Daniel was recently involved in the Channel 4 programme The Secret Millionaire, where he went undercover in central London. Here is an extract from Channel 4’s website - to read the full review please click here.
26-year-old millionaire Daniel Smith has never given to charity. Up until now only work and making money have mattered to him. He left school at 15 to join his Dad's struggling small furniture company and has since turned it into a thriving business.
He made his first million when he was 22, but Daniel's focus on business has taken its toll. Last year he hit a 'brick wall' with stress and exhaustion, and had to take six weeks off to recover. Keen to reassess his own lifestyle and do something useful, Daniel is going undercover to help homeless people in central London, Britain's homeless capital.
After just a day Daniel's in shock: "The hardest point was walking in here and realising I'm on my own with no-one and nothing” I'm starting to realise this is probably one of the biggest challenges I've taken on in my life and this is going to be a bloody tough two weeks."
Daniel starts by helping at The Connection, a day centre for the homeless in the very heart of London, which tries to provide everything from hot meals and washing facilities to helping with benefits claims and finding accommodation.
He meets Richard, a 21-year-old alcoholic whose days consist of begging for cash then a 2-mile walk to a cheap off license to buy a 3-litre bottle of cider.
And Daniel has a shocking experience when he takes to the streets to talk to rough sleepers and help connect them with services. They describe a life of begging, drinking and drug abuse.
"The people I've met I think are real good people, they've just been dealt a bad hand and not had any support or a friend or someone to just care for them, if I stayed here for another few weeks and didn't have a light at the end of the tunnel to go, I think I could easily slip like all the people I've met into maybe relying on a few beers every night to maybe knock me out and take me somewhere else."
But Daniel meets people who are trying to help. Marie Benton gives up her spare time running The Choir With No Name for vulnerable ex-homeless people who are now living in hostels and temporary accommodation. Marie offers a free meal and singing lessons, but the only money keeping it going is what she can beg and borrow from friends and family.

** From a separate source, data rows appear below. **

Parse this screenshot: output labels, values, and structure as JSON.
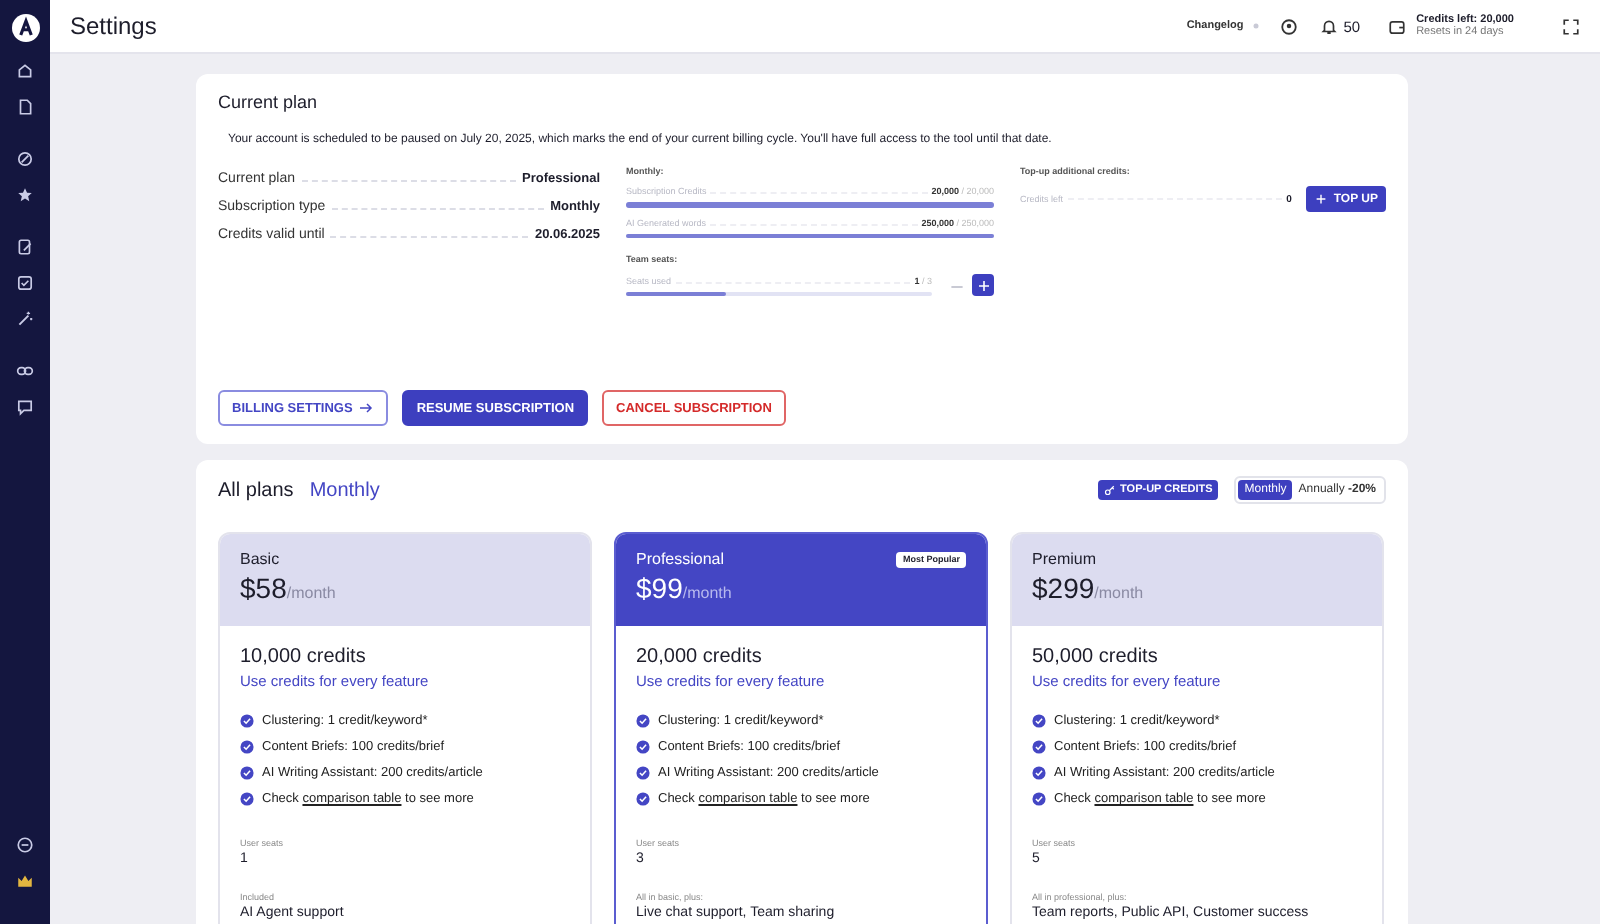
{
  "header": {
    "title": "Settings",
    "changelog": "Changelog",
    "notifications": "50",
    "credits": "Credits left: 20,000",
    "resets": "Resets in 24 days"
  },
  "current_plan": {
    "title": "Current plan",
    "notice": "Your account is scheduled to be paused on July 20, 2025, which marks the end of your current billing cycle. You'll have full access to the tool until that date.",
    "details": [
      {
        "label": "Current plan",
        "value": "Professional"
      },
      {
        "label": "Subscription type",
        "value": "Monthly"
      },
      {
        "label": "Credits valid until",
        "value": "20.06.2025"
      }
    ],
    "monthly": {
      "title": "Monthly:",
      "meters": [
        {
          "label": "Subscription Credits",
          "used": "20,000",
          "total": "/ 20,000",
          "level": 1.0
        },
        {
          "label": "AI Generated words",
          "used": "250,000",
          "total": "/ 250,000",
          "level": 1.0
        }
      ]
    },
    "team_seats": {
      "title": "Team seats:",
      "label": "Seats used",
      "used": "1",
      "total": "/ 3",
      "level": 0.33
    },
    "topup": {
      "title": "Top-up additional credits:",
      "label": "Credits left",
      "value": "0",
      "button": "TOP UP"
    },
    "buttons": [
      {
        "label": "BILLING SETTINGS",
        "kind": "outline"
      },
      {
        "label": "RESUME SUBSCRIPTION",
        "kind": "primary"
      },
      {
        "label": "CANCEL SUBSCRIPTION",
        "kind": "danger"
      }
    ]
  },
  "all_plans": {
    "title": "All plans",
    "period": "Monthly",
    "topup_button": "TOP-UP CREDITS",
    "billing_toggle": [
      {
        "label": "Monthly",
        "selected": true
      },
      {
        "label": "Annually **-20%**",
        "selected": false
      }
    ],
    "plans": [
      {
        "name": "Basic",
        "price": "$58",
        "per": "/month",
        "featured": false,
        "credits": "10,000 credits",
        "credits_link": "Use credits for every feature",
        "features": [
          {
            "kind": "text",
            "text": "Clustering: 1 credit/keyword*"
          },
          {
            "kind": "text",
            "text": "Content Briefs: 100 credits/brief"
          },
          {
            "kind": "text",
            "text": "AI Writing Assistant: 200 credits/article"
          },
          {
            "kind": "link",
            "before": "Check",
            "link": "comparison table",
            "after": "to see more"
          }
        ],
        "seats_label": "User seats",
        "seats": "1",
        "included_label": "Included",
        "included": "AI Agent support"
      },
      {
        "name": "Professional",
        "price": "$99",
        "per": "/month",
        "featured": true,
        "badge": "Most Popular",
        "credits": "20,000 credits",
        "credits_link": "Use credits for every feature",
        "features": [
          {
            "kind": "text",
            "text": "Clustering: 1 credit/keyword*"
          },
          {
            "kind": "text",
            "text": "Content Briefs: 100 credits/brief"
          },
          {
            "kind": "text",
            "text": "AI Writing Assistant: 200 credits/article"
          },
          {
            "kind": "link",
            "before": "Check",
            "link": "comparison table",
            "after": "to see more"
          }
        ],
        "seats_label": "User seats",
        "seats": "3",
        "included_label": "All in basic, plus:",
        "included": "Live chat support, Team sharing"
      },
      {
        "name": "Premium",
        "price": "$299",
        "per": "/month",
        "featured": false,
        "credits": "50,000 credits",
        "credits_link": "Use credits for every feature",
        "features": [
          {
            "kind": "text",
            "text": "Clustering: 1 credit/keyword*"
          },
          {
            "kind": "text",
            "text": "Content Briefs: 100 credits/brief"
          },
          {
            "kind": "text",
            "text": "AI Writing Assistant: 200 credits/article"
          },
          {
            "kind": "link",
            "before": "Check",
            "link": "comparison table",
            "after": "to see more"
          }
        ],
        "seats_label": "User seats",
        "seats": "5",
        "included_label": "All in professional, plus:",
        "included": "Team reports, Public API, Customer success"
      }
    ]
  }
}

And he discovers that, once people are helped off the streets, there are projects aimed at supporting their rehabilitation. The charity Thames Reach take a group of ex-homeless people to a Sussex farm, run by Jude and Sally, to 'work the land'.
Daniel meets Maz, a woman who spent 28 years living on the streets as an alcoholic and drug addict. She is now clean and living in a flat with her partner, and she thanks the farm project for her rehabilitation.
Meanwhile Daniel joins Street Rescue, who undertake a nightly hunt for rough sleepers to get them into hostels, and meets a couple sleeping in cardboard boxes whose shoes were stolen while they slept, and another man, an immigrant who has lived on the street for two and a half years and has no hope of getting accommodation or benefits.
"It's made me feel quite angry to be honest with you, to see the system failing people. Some people I've spoken to are stuck, got nowhere to go, how do you help someone who's stuck? I don't know how they get out of it."
Back at The Connection Daniel starts to build a friendship with Richard who has also hit a brick wall and suffers with depression and panic attacks. But, unlike Daniel, Richard doesn't have the safety net of family and friends to support him. Daniel realises that had he not been so lucky he could have easily ended up in Richard's position.
"One thing I will do is give a bit more time to try and help people who haven't had the people I've got around me... this has genuinely touched my heart and I can honestly say I will carry this forever."
The whole experience has been eye-opening for Daniel and, moved by the stories he's heard, he sets about trying to help the people who have inspired him. And he resolves to cut back on his own work to spend more time with the friends and family who have supported him throughout his life.
"It's been an absolute amazing experience - I've questioned a lot of my own beliefs and what my high priorities are in life - being away for two weeks, and having no phone, no emails, no worry about what's happening in the business - I actually feel a lot more free, I want to enjoy it a bit more."